Other diseases related to water, sanitation and hygiene include intestinal nematode infections, protein-energy malnutrition, trachoma, schistosomiasis, lymphatic filariasis, malaria and dengue. Disability-adjusted life years lost due to unsafe water, sanitation and hygiene in the region totals 24.78m per year.
Another factor affecting human health from water pollution is the accumulation of heavy metal in plants that are then consumed as food. Many studies have looked at accumulations of arsenic, cadmium, copper, lead and mercury in vegetables, rice and other edible plants. The extent of bioaccumulation depends on irrigation methods, much less arsenic accumulation has been observed in rice grown by sprinkler irrigation compared to that grown using continuous flooding irrigation.
The report says that nearly 12pc of the population lives in degraded areas of Asia and the Pacific, and this proportion may increase in years to come with significant social impacts. Direct impacts of large-scale land-use changes include displacement of indigenous people, loss of biodiversity and a reduction in important forest products. Land degradation has had severe impacts on human development in the region.

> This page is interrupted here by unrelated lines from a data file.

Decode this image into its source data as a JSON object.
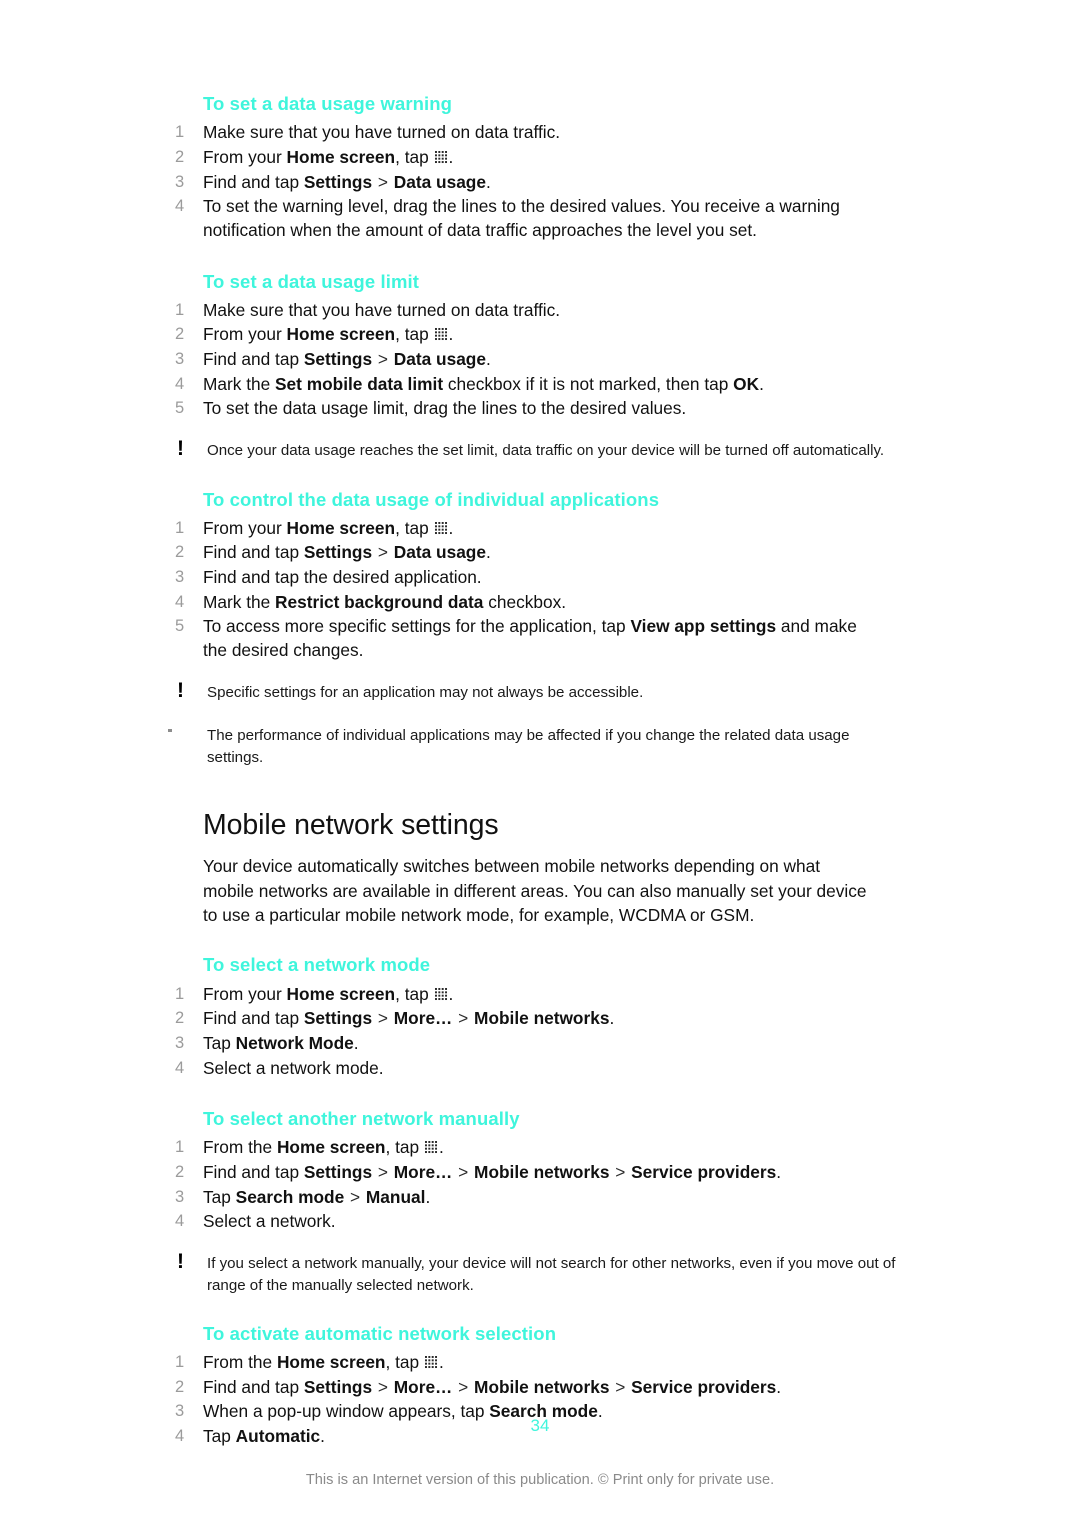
{
  "page": {
    "number": "34",
    "footer_note": "This is an Internet version of this publication. © Print only for private use."
  },
  "icons": {
    "app_drawer": "app-drawer-grid-icon",
    "warning_marker": "!",
    "bullet_marker": "·"
  },
  "sections": [
    {
      "id": "set-data-usage-warning",
      "heading": "To set a data usage warning",
      "steps": [
        {
          "num": "1",
          "parts": [
            {
              "t": "Make sure that you have turned on data traffic.",
              "b": false
            }
          ]
        },
        {
          "num": "2",
          "parts": [
            {
              "t": "From your ",
              "b": false
            },
            {
              "t": "Home screen",
              "b": true
            },
            {
              "t": ", tap ",
              "b": false
            },
            {
              "t": "[grid]",
              "b": false
            },
            {
              "t": ".",
              "b": false
            }
          ]
        },
        {
          "num": "3",
          "parts": [
            {
              "t": "Find and tap ",
              "b": false
            },
            {
              "t": "Settings",
              "b": true
            },
            {
              "t": " > ",
              "b": false,
              "sep": true
            },
            {
              "t": "Data usage",
              "b": true
            },
            {
              "t": ".",
              "b": false
            }
          ]
        },
        {
          "num": "4",
          "parts": [
            {
              "t": "To set the warning level, drag the lines to the desired values. You receive a warning notification when the amount of data traffic approaches the level you set.",
              "b": false
            }
          ]
        }
      ],
      "notes": []
    },
    {
      "id": "set-data-usage-limit",
      "heading": "To set a data usage limit",
      "steps": [
        {
          "num": "1",
          "parts": [
            {
              "t": "Make sure that you have turned on data traffic.",
              "b": false
            }
          ]
        },
        {
          "num": "2",
          "parts": [
            {
              "t": "From your ",
              "b": false
            },
            {
              "t": "Home screen",
              "b": true
            },
            {
              "t": ", tap ",
              "b": false
            },
            {
              "t": "[grid]",
              "b": false
            },
            {
              "t": ".",
              "b": false
            }
          ]
        },
        {
          "num": "3",
          "parts": [
            {
              "t": "Find and tap ",
              "b": false
            },
            {
              "t": "Settings",
              "b": true
            },
            {
              "t": " > ",
              "b": false,
              "sep": true
            },
            {
              "t": "Data usage",
              "b": true
            },
            {
              "t": ".",
              "b": false
            }
          ]
        },
        {
          "num": "4",
          "parts": [
            {
              "t": "Mark the ",
              "b": false
            },
            {
              "t": "Set mobile data limit",
              "b": true
            },
            {
              "t": " checkbox if it is not marked, then tap ",
              "b": false
            },
            {
              "t": "OK",
              "b": true
            },
            {
              "t": ".",
              "b": false
            }
          ]
        },
        {
          "num": "5",
          "parts": [
            {
              "t": "To set the data usage limit, drag the lines to the desired values.",
              "b": false
            }
          ]
        }
      ],
      "notes": [
        {
          "marker": "!",
          "text": "Once your data usage reaches the set limit, data traffic on your device will be turned off automatically."
        }
      ]
    },
    {
      "id": "control-data-usage-individual-apps",
      "heading": "To control the data usage of individual applications",
      "steps": [
        {
          "num": "1",
          "parts": [
            {
              "t": "From your ",
              "b": false
            },
            {
              "t": "Home screen",
              "b": true
            },
            {
              "t": ", tap ",
              "b": false
            },
            {
              "t": "[grid]",
              "b": false
            },
            {
              "t": ".",
              "b": false
            }
          ]
        },
        {
          "num": "2",
          "parts": [
            {
              "t": "Find and tap ",
              "b": false
            },
            {
              "t": "Settings",
              "b": true
            },
            {
              "t": " > ",
              "b": false,
              "sep": true
            },
            {
              "t": "Data usage",
              "b": true
            },
            {
              "t": ".",
              "b": false
            }
          ]
        },
        {
          "num": "3",
          "parts": [
            {
              "t": "Find and tap the desired application.",
              "b": false
            }
          ]
        },
        {
          "num": "4",
          "parts": [
            {
              "t": "Mark the ",
              "b": false
            },
            {
              "t": "Restrict background data",
              "b": true
            },
            {
              "t": " checkbox.",
              "b": false
            }
          ]
        },
        {
          "num": "5",
          "parts": [
            {
              "t": "To access more specific settings for the application, tap ",
              "b": false
            },
            {
              "t": "View app settings",
              "b": true
            },
            {
              "t": " and make the desired changes.",
              "b": false
            }
          ]
        }
      ],
      "notes": [
        {
          "marker": "!",
          "text": "Specific settings for an application may not always be accessible."
        },
        {
          "marker": "·",
          "text": "The performance of individual applications may be affected if you change the related data usage settings."
        }
      ]
    }
  ],
  "mobile_network": {
    "heading": "Mobile network settings",
    "paragraph": "Your device automatically switches between mobile networks depending on what mobile networks are available in different areas. You can also manually set your device to use a particular mobile network mode, for example, WCDMA or GSM.",
    "sections": [
      {
        "id": "select-network-mode",
        "heading": "To select a network mode",
        "steps": [
          {
            "num": "1",
            "parts": [
              {
                "t": "From your ",
                "b": false
              },
              {
                "t": "Home screen",
                "b": true
              },
              {
                "t": ", tap ",
                "b": false
              },
              {
                "t": "[grid]",
                "b": false
              },
              {
                "t": ".",
                "b": false
              }
            ]
          },
          {
            "num": "2",
            "parts": [
              {
                "t": "Find and tap ",
                "b": false
              },
              {
                "t": "Settings",
                "b": true
              },
              {
                "t": " > ",
                "b": false,
                "sep": true
              },
              {
                "t": "More…",
                "b": true
              },
              {
                "t": " > ",
                "b": false,
                "sep": true
              },
              {
                "t": "Mobile networks",
                "b": true
              },
              {
                "t": ".",
                "b": false
              }
            ]
          },
          {
            "num": "3",
            "parts": [
              {
                "t": "Tap ",
                "b": false
              },
              {
                "t": "Network Mode",
                "b": true
              },
              {
                "t": ".",
                "b": false
              }
            ]
          },
          {
            "num": "4",
            "parts": [
              {
                "t": "Select a network mode.",
                "b": false
              }
            ]
          }
        ],
        "notes": []
      },
      {
        "id": "select-another-network-manually",
        "heading": "To select another network manually",
        "steps": [
          {
            "num": "1",
            "parts": [
              {
                "t": "From the ",
                "b": false
              },
              {
                "t": "Home screen",
                "b": true
              },
              {
                "t": ", tap ",
                "b": false
              },
              {
                "t": "[grid]",
                "b": false
              },
              {
                "t": ".",
                "b": false
              }
            ]
          },
          {
            "num": "2",
            "parts": [
              {
                "t": "Find and tap ",
                "b": false
              },
              {
                "t": "Settings",
                "b": true
              },
              {
                "t": " > ",
                "b": false,
                "sep": true
              },
              {
                "t": "More…",
                "b": true
              },
              {
                "t": " > ",
                "b": false,
                "sep": true
              },
              {
                "t": "Mobile networks",
                "b": true
              },
              {
                "t": " > ",
                "b": false,
                "sep": true
              },
              {
                "t": "Service providers",
                "b": true
              },
              {
                "t": ".",
                "b": false
              }
            ]
          },
          {
            "num": "3",
            "parts": [
              {
                "t": "Tap ",
                "b": false
              },
              {
                "t": "Search mode",
                "b": true
              },
              {
                "t": " > ",
                "b": false,
                "sep": true
              },
              {
                "t": "Manual",
                "b": true
              },
              {
                "t": ".",
                "b": false
              }
            ]
          },
          {
            "num": "4",
            "parts": [
              {
                "t": "Select a network.",
                "b": false
              }
            ]
          }
        ],
        "notes": [
          {
            "marker": "!",
            "text": "If you select a network manually, your device will not search for other networks, even if you move out of range of the manually selected network."
          }
        ]
      },
      {
        "id": "activate-automatic-network-selection",
        "heading": "To activate automatic network selection",
        "steps": [
          {
            "num": "1",
            "parts": [
              {
                "t": "From the ",
                "b": false
              },
              {
                "t": "Home screen",
                "b": true
              },
              {
                "t": ", tap ",
                "b": false
              },
              {
                "t": "[grid]",
                "b": false
              },
              {
                "t": ".",
                "b": false
              }
            ]
          },
          {
            "num": "2",
            "parts": [
              {
                "t": "Find and tap ",
                "b": false
              },
              {
                "t": "Settings",
                "b": true
              },
              {
                "t": " > ",
                "b": false,
                "sep": true
              },
              {
                "t": "More…",
                "b": true
              },
              {
                "t": " > ",
                "b": false,
                "sep": true
              },
              {
                "t": "Mobile networks",
                "b": true
              },
              {
                "t": " > ",
                "b": false,
                "sep": true
              },
              {
                "t": "Service providers",
                "b": true
              },
              {
                "t": ".",
                "b": false
              }
            ]
          },
          {
            "num": "3",
            "parts": [
              {
                "t": "When a pop-up window appears, tap ",
                "b": false
              },
              {
                "t": "Search mode",
                "b": true
              },
              {
                "t": ".",
                "b": false
              }
            ]
          },
          {
            "num": "4",
            "parts": [
              {
                "t": "Tap ",
                "b": false
              },
              {
                "t": "Automatic",
                "b": true
              },
              {
                "t": ".",
                "b": false
              }
            ]
          }
        ],
        "notes": []
      }
    ]
  }
}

The Asia-Pacific region produces more chemicals and waste than any other regions in the world. Over the period of 2012-20, the regional chemical production is expected to grow by 46pc. Major industrial incidents can happen during the processing, storage or transport of potentially hazardous chemicals.
Waste generation in Asia and the Pacific is rising and new and complex waste streams are emerging. Total global waste is around 7 to 10 billion tonnes per year, of which total municipal solid waste is around 2bn tonnes. With an average generation rate of 1.4kg per person per day, the annual total municipal solid waste for Asia and the Pacific was estimated at around 870m tonnes in 2014, accounting for 43pc of the world’s total.
Alongside the increase in municipal solid waste generation, Asia and the Pacific is now facing complex waste streams, including e-waste, food waste, construction and demolition waste, disaster waste and marine litter. Open burning is a common treatment of e-waste in many countries, practiced mainly by informal recyclers when they segregate organic and inorganic compounds, with adverse acute and chronic effects on human health and the environment.
Urban areas in the region generate about 1.21m tonnes of municipal solid waste a day. By 2025, this amount will be more than double, to 2.65m tonnes daily. Inadequate treatment of waste can cause pollution and environmental and ecosystem degradation. If not properly collected, waste can decay and cause air pollution, unpleasant odours and degradation of soil, surface and groundwater, and eco-systems.